Belletiere, D. (2019). Black Sheep: When Our People Are Not Our People. Psych Central. Retrieved on November 12, 2019, from https://blogs.psychcentral.com/common-humanity/2019/04/black-sheep-when-our-people-are-not-our-people/

 

Last updated: 9 Apr 2019

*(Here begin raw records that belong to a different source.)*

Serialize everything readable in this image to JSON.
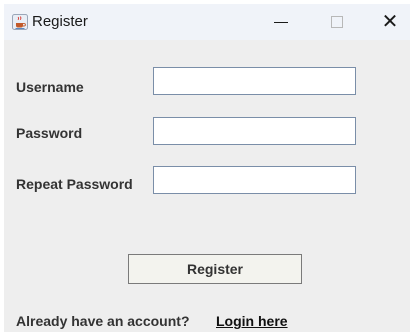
{
  "window": {
    "title": "Register",
    "icon": "java-coffee-cup-icon",
    "controls": {
      "minimize": "minimize-icon",
      "maximize": "maximize-icon",
      "close": "close-icon",
      "close_glyph": "✕"
    }
  },
  "form": {
    "username_label": "Username",
    "username_value": "",
    "password_label": "Password",
    "password_value": "",
    "repeat_password_label": "Repeat Password",
    "repeat_password_value": "",
    "register_button": "Register"
  },
  "footer": {
    "prompt": "Already have an account?",
    "login_link": "Login here"
  },
  "colors": {
    "background": "#eeeeee",
    "titlebar": "#f0f3f9",
    "field_border": "#7a8ea8",
    "text": "#333333"
  }
}
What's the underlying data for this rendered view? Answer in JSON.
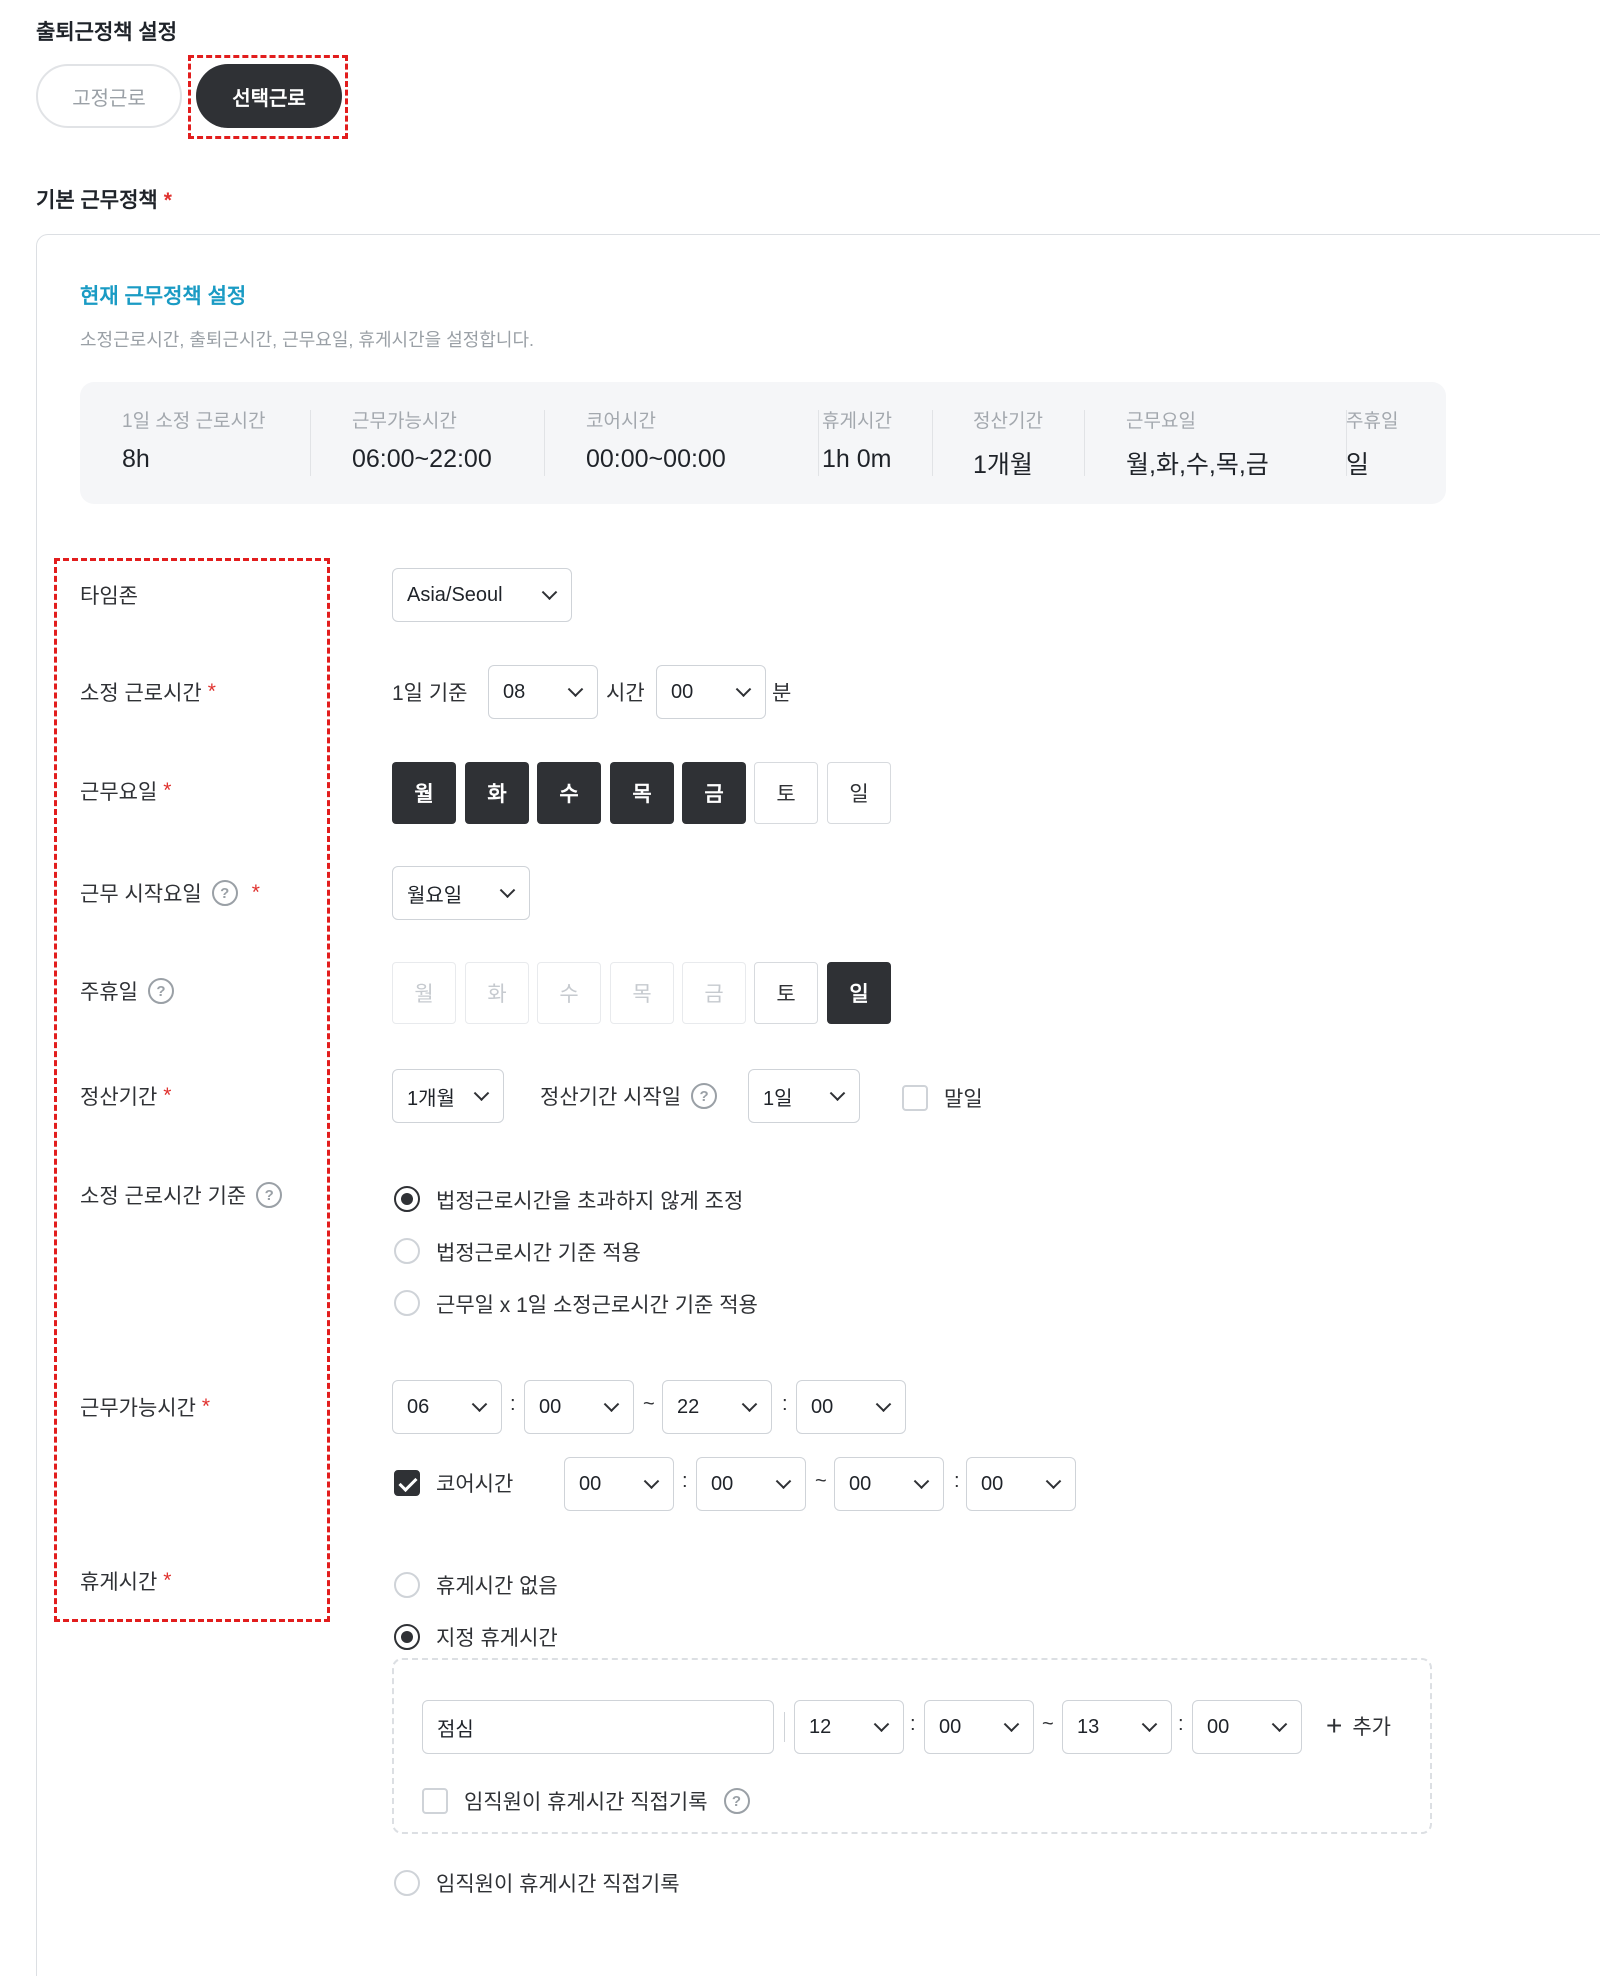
{
  "page_title": "출퇴근정책 설정",
  "mode_tabs": {
    "fixed": "고정근로",
    "selective": "선택근로"
  },
  "section": {
    "title": "기본 근무정책",
    "required": "*"
  },
  "panel": {
    "title": "현재 근무정책 설정",
    "subtitle": "소정근로시간, 출퇴근시간, 근무요일, 휴게시간을 설정합니다."
  },
  "summary": [
    {
      "label": "1일 소정 근로시간",
      "value": "8h"
    },
    {
      "label": "근무가능시간",
      "value": "06:00~22:00"
    },
    {
      "label": "코어시간",
      "value": "00:00~00:00"
    },
    {
      "label": "휴게시간",
      "value": "1h 0m"
    },
    {
      "label": "정산기간",
      "value": "1개월"
    },
    {
      "label": "근무요일",
      "value": "월,화,수,목,금"
    },
    {
      "label": "주휴일",
      "value": "일"
    }
  ],
  "labels": {
    "timezone": "타임존",
    "work_hours": "소정 근로시간",
    "work_days": "근무요일",
    "start_day": "근무 시작요일",
    "weekly_holiday": "주휴일",
    "settlement": "정산기간",
    "work_hours_basis": "소정 근로시간 기준",
    "available_hours": "근무가능시간",
    "break_time": "휴게시간"
  },
  "help_icon": "?",
  "required_mark": "*",
  "timezone": {
    "value": "Asia/Seoul"
  },
  "work_hours": {
    "prefix": "1일 기준",
    "hours": "08",
    "hours_unit": "시간",
    "minutes": "00",
    "minutes_unit": "분"
  },
  "work_days": {
    "days": [
      "월",
      "화",
      "수",
      "목",
      "금",
      "토",
      "일"
    ],
    "selected": [
      true,
      true,
      true,
      true,
      true,
      false,
      false
    ]
  },
  "start_day": {
    "value": "월요일"
  },
  "weekly_holiday": {
    "days": [
      "월",
      "화",
      "수",
      "목",
      "금",
      "토",
      "일"
    ],
    "states": [
      "disabled",
      "disabled",
      "disabled",
      "disabled",
      "disabled",
      "off",
      "on"
    ]
  },
  "settlement": {
    "period": "1개월",
    "start_label": "정산기간 시작일",
    "start_value": "1일",
    "end_of_month": "말일",
    "end_of_month_checked": false
  },
  "work_hours_basis": {
    "options": [
      "법정근로시간을 초과하지 않게 조정",
      "법정근로시간 기준 적용",
      "근무일 x 1일 소정근로시간 기준 적용"
    ],
    "selected": 0
  },
  "available_hours": {
    "start_h": "06",
    "start_m": "00",
    "end_h": "22",
    "end_m": "00",
    "colon": ":",
    "tilde": "~",
    "core_label": "코어시간",
    "core_checked": true,
    "core_start_h": "00",
    "core_start_m": "00",
    "core_end_h": "00",
    "core_end_m": "00"
  },
  "break_time": {
    "options": [
      "휴게시간 없음",
      "지정 휴게시간",
      "임직원이 휴게시간 직접기록"
    ],
    "selected": 1,
    "entry": {
      "name": "점심",
      "start_h": "12",
      "start_m": "00",
      "end_h": "13",
      "end_m": "00"
    },
    "add_label": "추가",
    "self_record_label": "임직원이 휴게시간 직접기록",
    "self_record_checked": false
  }
}
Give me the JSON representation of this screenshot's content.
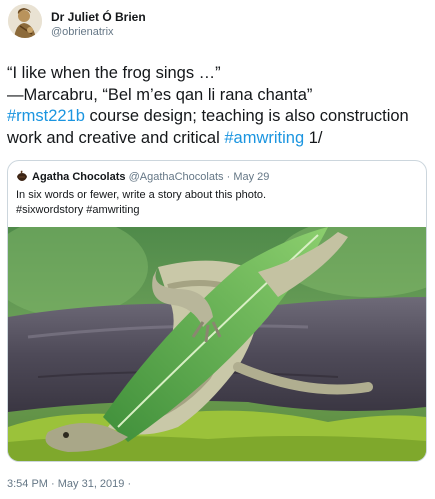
{
  "author": {
    "name": "Dr Juliet Ó Brien",
    "handle": "@obrienatrix",
    "avatar_icon": "portrait-sketch-icon"
  },
  "tweet": {
    "line1": "“I like when the frog sings …”",
    "line2": "—Marcabru, “Bel m’es qan li rana chanta”",
    "hashtag1": "#rmst221b",
    "text_after_hashtag1": " course design; teaching is also construction work and creative and critical ",
    "hashtag2": "#amwriting",
    "text_end": " 1/"
  },
  "quoted": {
    "logo_icon": "chocolate-logo-icon",
    "name": "Agatha Chocolats",
    "handle": "@AgathaChocolats",
    "separator": " · ",
    "date": "May 29",
    "text_line1": "In six words or fewer, write a story about this photo.",
    "text_line2": "#sixwordstory #amwriting"
  },
  "footer": {
    "timestamp": "3:54 PM · May 31, 2019 ·"
  },
  "colors": {
    "link": "#1b95e0",
    "muted": "#657786",
    "border": "#ccd6dd"
  }
}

Statement of review: Psych Central does not review the content that appears in our blog network (blogs.psychcentral.com) prior to publication. All opinions expressed herein are exclusively those of the author alone, and do not reflect the views of the editorial staff or management of Psych Central. Published on PsychCentral.com. All rights reserved.